WHAT THE TASK ASKS :: Lines holding the word "subtext" must be located in the listing below and copied.

RECORD SET ::
_____

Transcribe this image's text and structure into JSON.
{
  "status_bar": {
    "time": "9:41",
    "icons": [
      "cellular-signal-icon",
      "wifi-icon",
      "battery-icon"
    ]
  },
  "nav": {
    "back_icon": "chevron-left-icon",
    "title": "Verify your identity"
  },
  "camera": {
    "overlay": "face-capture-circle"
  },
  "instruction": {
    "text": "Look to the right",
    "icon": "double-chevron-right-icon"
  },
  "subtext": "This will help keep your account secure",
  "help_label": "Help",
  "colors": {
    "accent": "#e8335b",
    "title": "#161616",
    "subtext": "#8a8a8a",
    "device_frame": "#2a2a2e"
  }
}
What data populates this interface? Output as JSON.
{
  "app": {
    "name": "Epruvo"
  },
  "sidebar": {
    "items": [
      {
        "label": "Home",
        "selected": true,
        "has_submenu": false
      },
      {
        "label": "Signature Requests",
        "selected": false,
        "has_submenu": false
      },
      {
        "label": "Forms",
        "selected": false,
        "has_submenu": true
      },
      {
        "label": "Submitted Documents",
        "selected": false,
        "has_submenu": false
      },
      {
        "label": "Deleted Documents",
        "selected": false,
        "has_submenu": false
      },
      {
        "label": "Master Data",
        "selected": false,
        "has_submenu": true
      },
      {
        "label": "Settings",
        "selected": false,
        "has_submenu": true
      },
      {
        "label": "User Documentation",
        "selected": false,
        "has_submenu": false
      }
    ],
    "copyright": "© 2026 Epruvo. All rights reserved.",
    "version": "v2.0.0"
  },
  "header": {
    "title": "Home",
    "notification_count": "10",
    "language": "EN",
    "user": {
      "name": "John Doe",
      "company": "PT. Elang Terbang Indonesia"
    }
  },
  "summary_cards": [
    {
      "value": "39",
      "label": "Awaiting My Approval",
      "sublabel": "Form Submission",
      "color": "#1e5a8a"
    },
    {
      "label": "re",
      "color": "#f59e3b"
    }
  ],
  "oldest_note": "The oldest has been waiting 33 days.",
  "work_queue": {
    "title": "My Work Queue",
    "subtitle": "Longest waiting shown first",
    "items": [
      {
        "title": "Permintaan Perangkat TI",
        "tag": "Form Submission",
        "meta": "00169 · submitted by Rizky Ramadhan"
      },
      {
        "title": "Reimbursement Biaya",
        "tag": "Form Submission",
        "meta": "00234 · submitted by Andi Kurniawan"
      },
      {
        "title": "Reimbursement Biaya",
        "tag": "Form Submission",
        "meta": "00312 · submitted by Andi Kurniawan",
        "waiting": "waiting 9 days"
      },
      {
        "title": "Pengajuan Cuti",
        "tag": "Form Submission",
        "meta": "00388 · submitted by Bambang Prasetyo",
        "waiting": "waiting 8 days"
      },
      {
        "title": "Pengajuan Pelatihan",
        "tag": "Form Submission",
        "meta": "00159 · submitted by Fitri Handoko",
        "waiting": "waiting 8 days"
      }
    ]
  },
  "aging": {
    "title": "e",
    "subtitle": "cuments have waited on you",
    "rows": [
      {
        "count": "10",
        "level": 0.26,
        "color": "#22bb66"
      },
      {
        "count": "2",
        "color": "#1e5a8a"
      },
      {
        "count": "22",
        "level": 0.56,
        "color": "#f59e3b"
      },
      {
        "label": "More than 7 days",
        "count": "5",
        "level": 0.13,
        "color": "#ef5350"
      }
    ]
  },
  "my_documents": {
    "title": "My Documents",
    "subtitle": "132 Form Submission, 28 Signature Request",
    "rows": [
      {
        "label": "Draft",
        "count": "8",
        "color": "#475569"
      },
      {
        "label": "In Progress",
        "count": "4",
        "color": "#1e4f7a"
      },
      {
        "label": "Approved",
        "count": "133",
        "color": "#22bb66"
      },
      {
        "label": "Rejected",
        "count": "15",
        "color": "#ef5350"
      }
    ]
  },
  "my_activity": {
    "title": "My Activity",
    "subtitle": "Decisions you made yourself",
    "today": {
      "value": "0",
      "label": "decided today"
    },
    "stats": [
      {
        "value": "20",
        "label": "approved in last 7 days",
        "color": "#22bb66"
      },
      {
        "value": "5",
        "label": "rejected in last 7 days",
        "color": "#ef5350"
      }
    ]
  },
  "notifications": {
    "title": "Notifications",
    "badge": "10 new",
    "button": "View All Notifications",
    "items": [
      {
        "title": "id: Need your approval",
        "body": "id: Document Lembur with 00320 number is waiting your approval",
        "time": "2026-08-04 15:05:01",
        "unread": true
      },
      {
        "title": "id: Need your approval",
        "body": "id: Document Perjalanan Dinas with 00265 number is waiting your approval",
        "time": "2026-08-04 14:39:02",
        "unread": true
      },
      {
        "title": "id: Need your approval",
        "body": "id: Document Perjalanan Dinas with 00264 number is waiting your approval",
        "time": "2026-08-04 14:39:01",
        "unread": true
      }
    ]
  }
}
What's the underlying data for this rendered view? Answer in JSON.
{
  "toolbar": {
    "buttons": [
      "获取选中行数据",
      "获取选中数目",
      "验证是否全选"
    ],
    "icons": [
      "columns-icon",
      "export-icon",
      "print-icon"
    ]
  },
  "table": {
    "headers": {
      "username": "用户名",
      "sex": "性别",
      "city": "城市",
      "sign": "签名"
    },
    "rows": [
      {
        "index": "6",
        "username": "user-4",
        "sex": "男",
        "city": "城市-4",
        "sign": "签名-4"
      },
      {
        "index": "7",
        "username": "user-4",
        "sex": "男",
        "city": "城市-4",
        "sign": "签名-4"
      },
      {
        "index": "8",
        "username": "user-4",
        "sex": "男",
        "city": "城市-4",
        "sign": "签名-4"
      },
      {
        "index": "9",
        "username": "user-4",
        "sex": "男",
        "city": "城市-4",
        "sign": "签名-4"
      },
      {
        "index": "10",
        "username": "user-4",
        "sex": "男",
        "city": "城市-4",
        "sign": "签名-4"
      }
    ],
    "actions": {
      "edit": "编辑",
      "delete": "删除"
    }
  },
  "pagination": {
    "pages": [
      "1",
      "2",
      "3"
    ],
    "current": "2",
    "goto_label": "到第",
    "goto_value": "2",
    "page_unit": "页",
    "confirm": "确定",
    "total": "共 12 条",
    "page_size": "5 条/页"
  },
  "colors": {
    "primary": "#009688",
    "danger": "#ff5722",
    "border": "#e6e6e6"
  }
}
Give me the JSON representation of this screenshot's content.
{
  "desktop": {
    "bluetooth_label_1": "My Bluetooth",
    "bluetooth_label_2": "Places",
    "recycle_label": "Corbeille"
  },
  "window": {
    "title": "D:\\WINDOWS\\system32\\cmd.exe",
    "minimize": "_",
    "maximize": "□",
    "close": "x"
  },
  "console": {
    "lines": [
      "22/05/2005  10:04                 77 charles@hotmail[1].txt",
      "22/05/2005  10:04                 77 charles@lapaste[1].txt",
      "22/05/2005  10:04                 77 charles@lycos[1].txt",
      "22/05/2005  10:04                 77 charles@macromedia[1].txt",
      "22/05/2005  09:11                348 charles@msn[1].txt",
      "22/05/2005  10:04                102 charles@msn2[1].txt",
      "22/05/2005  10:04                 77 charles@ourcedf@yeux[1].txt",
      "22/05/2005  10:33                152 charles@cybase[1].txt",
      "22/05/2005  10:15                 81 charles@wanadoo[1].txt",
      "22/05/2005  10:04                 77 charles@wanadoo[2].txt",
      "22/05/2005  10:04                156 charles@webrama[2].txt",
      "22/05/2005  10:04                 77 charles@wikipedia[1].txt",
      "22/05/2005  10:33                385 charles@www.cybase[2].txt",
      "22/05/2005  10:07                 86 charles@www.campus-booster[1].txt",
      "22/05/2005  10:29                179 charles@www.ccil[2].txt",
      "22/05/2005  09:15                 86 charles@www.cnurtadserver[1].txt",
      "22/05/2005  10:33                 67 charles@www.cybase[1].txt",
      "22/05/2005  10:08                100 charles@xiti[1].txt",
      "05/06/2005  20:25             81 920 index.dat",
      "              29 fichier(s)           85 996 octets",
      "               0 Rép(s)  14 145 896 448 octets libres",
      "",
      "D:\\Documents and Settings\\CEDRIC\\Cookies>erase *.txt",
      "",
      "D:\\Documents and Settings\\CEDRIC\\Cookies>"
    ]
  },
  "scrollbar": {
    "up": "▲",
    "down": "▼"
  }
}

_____

TASK RESULT ::
  "subtext": "This will help keep your account secure",
    "subtext": "#8a8a8a",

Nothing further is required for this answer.